He also doesn't like them because people will report on that, and then people will talk about his boring company. It's extremely profitable dislike.
On the other hand, I agree with him. Adding more air traffic is inefficient at best.
On the third hand, there's probably plenty of places where tunnels won't work. That's not a reason not to build tunnels where they will work, but we still need something which handles those situations. I still like elevated PRT.
Fine by me: less advertisements.
And less money to jackoffs who make the videos. It's win-win, I agree.
They can provide a subscription service
YouTube does provide a subscription service. YouTube Red.
I've been test-driving Google Play Music as an alternative to Spotify recently, and subscribing to Google Play Music includes a subscription to YouTube Red. It's nice to not worry about ads or anti-adblock measures from YouTube any more. It's a couple of bucks a month and for people who watch a lot of YouTube, it's pretty reasonable.
Question to the advertisers: Where are you going to run your advertisements that has at least as many eyeballs as youtube? Let that sink in for a moment.

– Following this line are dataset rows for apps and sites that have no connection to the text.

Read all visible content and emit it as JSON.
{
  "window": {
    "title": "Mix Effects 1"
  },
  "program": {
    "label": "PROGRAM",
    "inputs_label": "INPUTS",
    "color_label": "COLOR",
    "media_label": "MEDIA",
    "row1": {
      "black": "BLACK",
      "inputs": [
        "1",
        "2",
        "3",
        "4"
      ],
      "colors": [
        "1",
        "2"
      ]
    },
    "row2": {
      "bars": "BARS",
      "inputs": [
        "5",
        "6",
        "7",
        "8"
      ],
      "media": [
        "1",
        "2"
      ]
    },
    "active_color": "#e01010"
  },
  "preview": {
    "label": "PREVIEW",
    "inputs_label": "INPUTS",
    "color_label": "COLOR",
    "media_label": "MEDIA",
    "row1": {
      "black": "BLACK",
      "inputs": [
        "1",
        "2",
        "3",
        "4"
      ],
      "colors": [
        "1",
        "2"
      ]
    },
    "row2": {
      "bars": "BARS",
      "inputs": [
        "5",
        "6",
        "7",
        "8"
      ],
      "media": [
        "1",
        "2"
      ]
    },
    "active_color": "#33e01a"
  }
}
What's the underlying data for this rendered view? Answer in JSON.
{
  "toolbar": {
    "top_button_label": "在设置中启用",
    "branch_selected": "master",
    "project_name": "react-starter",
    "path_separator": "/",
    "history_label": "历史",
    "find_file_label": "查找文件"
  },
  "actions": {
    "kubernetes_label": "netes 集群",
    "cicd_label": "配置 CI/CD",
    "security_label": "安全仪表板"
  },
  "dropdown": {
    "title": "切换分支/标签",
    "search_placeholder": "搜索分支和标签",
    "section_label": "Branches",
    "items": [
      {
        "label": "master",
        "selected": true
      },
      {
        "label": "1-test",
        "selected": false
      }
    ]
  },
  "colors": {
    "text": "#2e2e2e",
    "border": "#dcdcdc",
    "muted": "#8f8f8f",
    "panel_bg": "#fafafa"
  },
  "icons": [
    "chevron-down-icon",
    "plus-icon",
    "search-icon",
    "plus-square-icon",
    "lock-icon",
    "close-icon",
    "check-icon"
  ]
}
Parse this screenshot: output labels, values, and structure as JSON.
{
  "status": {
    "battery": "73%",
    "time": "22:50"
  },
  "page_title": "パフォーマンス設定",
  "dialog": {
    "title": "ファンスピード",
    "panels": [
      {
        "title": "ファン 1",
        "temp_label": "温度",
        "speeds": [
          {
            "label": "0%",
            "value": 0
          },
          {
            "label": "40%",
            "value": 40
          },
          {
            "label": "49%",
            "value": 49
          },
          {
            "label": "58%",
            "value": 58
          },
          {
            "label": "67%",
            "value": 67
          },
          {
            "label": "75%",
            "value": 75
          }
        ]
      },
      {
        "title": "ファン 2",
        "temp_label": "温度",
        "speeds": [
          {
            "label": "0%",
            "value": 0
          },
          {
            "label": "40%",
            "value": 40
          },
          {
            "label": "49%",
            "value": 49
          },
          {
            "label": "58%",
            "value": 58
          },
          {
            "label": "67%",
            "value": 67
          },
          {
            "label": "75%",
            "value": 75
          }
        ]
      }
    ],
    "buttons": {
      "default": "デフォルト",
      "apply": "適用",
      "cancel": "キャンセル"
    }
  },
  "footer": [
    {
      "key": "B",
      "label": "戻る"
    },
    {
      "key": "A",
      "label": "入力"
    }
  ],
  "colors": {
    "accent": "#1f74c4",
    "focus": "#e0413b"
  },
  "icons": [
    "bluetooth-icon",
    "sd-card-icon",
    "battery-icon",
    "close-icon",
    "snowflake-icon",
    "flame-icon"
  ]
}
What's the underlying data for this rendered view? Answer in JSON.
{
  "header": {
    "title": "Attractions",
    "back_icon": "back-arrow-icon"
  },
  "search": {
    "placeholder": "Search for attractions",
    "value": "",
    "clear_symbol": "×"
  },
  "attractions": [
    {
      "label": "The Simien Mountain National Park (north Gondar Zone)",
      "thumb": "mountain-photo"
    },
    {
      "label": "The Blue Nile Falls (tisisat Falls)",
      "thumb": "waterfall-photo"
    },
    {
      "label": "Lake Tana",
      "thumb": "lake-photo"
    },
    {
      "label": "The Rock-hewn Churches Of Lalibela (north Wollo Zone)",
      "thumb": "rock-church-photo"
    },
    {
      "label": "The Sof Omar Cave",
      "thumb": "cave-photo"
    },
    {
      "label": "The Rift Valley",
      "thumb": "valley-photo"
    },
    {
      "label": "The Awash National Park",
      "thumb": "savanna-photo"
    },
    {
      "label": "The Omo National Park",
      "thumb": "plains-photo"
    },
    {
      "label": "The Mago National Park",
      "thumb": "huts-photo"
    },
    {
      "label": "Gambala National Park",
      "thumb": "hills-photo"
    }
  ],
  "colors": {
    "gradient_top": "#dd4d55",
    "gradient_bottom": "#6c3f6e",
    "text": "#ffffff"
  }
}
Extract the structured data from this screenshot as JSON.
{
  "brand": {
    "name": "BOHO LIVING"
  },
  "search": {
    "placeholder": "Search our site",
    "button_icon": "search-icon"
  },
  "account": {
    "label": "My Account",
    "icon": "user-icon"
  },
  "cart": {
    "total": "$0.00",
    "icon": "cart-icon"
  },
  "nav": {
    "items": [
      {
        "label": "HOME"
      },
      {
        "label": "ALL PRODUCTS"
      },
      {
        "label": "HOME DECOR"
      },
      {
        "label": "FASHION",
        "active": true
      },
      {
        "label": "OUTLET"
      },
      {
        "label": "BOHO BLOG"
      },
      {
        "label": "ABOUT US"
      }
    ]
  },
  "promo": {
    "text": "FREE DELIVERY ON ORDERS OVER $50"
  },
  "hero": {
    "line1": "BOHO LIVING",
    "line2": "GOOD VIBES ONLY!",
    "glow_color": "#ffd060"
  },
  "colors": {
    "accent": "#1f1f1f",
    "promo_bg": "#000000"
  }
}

You have the choice between not advertising or advertising. You can be lucky Google cares enough to cater to you needs.
But the wealthy told us that if we gave them all of our money, they would create jobs!
Seriously, the element missing from your story is that they're spending people's retirement funds on this shit while the one-percenters are literally just sitting on cash that could be invested in such business ventures. Didn't they tell us that's what they were going to do with the money? Invest it, and create jobs?
The last military contract I worked on -- a number of decades ago -- was a system that ran on a computer built to military standards using discrete transistors -- none of those fancy IC things. It was nowhere near as powerful as the PC-XTs in our office. But it would run equally poorly in the Arctic in January or the Middle East in July. And the computer would probably survive being inadvertently dropped off a truck by some high school dropout then run over by the next two vehicles in the convoy.
Sure, but for the price of maintaining an antique, you could probably put a more modern computer in every pocket...
The Democrat party lost because their leaders as a whole are the worst corporate tools that there has ever been.
What? And also what? The republicans are much worse. Much, much worse. Democrats occasionally try to help people. Republicans only try to help corporations. It's true that the Democrats lost because their leaders are corporate tools, but calm your hyperbole there, son.
Frankly, Scarlett, I don't have a fix. -- Rhett Buggler